Japan's clothing retailer Uniqlo to buy more from Bangladesh
Japanese retail giant Uniqlo plans to bolster its garment order volumes from Bangladesh, a top official of the company said.
“I do not want to disclose the volume though, as it is a business secret,” Yukihiro Nitta, group executive officer of Fast Retailing, Uniqlo's parent company, told The Daily Star in an interview.
The company has decided to divert 30 percent of its annual purchases from China to Bangladesh, Thailand, Vietnam, Indonesia and Cambodia.
Bangladesh will be a “significant” beneficiary of this, Nitta said.
“But the garment makers should remember that it is all about quality for the average Japanese consumer. As long as they satisfy the quality-conscious Japanese customer, orders will flow in.”
Nitta praised the country's garment workers, terming them to be “hard-working” and capable of producing “quality” wares. “We are very much satisfied with their work,” he said.
Nitta was recently in Dhaka to announce the opening of two Uniqlo stores in collaboration with Grameen Healthcare Trust, based on Prof Muhammad Yunus' much-prized social business model.
The stores, to be branded as Grameen Uniqlo, will take off on July 5, targeting the under-35 demographic.
The seed for the partnership has been in germination for three to four years ago, he said.
Yunus was addressing a seminar in Tokyo, which was attended by Tadashi Yanai, chairman of Fast Retailing.
“He [Yanai] was so inspired by the social business model that Professor Yunus talked up that he started looking right away for business ventures to implement the idea. Finally in 2011, this opportunity with Grameen Healthcare Trust came up -- and Fast Retailing jumped into it.”
Established in August 2011 with primary investment of $4.6 million, Grameen Uniqlo would 99 percent be owned by Fast Retailing and 1 percent by Grameen Healthcare Trust.
Products to be sold at the two stores would be designed by the company itself in Japan but would be manufactured in Bangladesh. “But I will not disclose the names of the factories.”
Nitta says the Grameen Uniqlo outlets, where the prices would vary from $2.5 to $15.5 a piece, would not be competing with the growing domestic garment brands.

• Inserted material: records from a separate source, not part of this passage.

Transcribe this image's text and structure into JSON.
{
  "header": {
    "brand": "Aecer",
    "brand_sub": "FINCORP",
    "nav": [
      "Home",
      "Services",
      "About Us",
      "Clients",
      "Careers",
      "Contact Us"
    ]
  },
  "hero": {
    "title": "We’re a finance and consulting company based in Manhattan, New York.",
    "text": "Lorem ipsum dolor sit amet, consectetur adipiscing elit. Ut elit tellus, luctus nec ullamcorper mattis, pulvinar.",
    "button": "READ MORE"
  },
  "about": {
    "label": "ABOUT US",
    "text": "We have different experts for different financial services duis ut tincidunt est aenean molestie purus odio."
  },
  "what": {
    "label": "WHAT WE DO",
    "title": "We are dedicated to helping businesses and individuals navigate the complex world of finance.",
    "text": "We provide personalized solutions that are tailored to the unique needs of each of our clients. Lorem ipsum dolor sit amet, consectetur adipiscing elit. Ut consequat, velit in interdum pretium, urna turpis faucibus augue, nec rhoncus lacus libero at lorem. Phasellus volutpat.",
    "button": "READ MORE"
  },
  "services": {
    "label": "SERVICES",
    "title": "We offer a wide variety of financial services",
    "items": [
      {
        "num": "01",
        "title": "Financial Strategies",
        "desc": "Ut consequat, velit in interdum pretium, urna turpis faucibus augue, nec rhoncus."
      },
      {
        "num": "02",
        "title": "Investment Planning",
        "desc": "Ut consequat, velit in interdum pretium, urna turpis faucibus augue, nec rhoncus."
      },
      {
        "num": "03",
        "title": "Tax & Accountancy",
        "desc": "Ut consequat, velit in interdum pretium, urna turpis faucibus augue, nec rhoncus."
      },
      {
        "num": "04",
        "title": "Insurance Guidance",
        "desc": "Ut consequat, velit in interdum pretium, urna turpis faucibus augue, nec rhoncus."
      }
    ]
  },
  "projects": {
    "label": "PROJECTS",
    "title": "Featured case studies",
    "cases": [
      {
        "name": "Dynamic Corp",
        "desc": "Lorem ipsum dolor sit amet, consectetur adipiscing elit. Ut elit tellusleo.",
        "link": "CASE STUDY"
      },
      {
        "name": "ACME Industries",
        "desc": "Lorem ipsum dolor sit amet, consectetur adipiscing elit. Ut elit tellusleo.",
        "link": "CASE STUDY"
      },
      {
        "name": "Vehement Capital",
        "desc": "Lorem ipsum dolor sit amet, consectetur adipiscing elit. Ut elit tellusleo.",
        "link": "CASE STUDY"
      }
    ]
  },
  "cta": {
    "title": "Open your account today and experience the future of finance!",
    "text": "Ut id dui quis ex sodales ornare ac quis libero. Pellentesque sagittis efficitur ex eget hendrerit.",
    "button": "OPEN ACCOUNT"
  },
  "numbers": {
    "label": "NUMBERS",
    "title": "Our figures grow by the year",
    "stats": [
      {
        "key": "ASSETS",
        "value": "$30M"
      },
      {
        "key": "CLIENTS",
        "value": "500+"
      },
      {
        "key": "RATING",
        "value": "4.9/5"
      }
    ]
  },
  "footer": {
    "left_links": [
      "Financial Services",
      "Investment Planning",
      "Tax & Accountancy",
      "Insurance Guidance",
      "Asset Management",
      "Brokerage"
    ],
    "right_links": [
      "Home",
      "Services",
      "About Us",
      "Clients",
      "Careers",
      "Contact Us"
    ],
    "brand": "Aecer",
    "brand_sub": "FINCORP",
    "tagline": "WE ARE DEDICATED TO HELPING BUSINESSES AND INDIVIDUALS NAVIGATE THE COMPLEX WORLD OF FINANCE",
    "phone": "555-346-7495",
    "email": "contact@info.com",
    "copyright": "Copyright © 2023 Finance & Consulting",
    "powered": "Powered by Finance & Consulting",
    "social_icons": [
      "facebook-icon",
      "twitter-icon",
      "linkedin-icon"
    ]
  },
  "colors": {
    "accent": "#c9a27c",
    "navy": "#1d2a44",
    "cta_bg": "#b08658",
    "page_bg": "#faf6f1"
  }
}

“Rather, we will deliver innovations in designs and fashion to the middle-class customers of Bangladesh. But we have an annual selling target, which will be made public later.”
Regarding Uniqlo's refusal to sign the fire and safety accord designed by IndustriALL, he said: “We have the willingness to continue doing business here for a long time, so we will implement our own safety measures in the factories that we source from.”
Fast Retailing is currently the world's fourth largest apparel company, with global sales for the fiscal year that ended on August 31, 2012 stood at 928 billion yen (approximately $9.5 billion). The company has 1,206 stores in 13 markets, at present.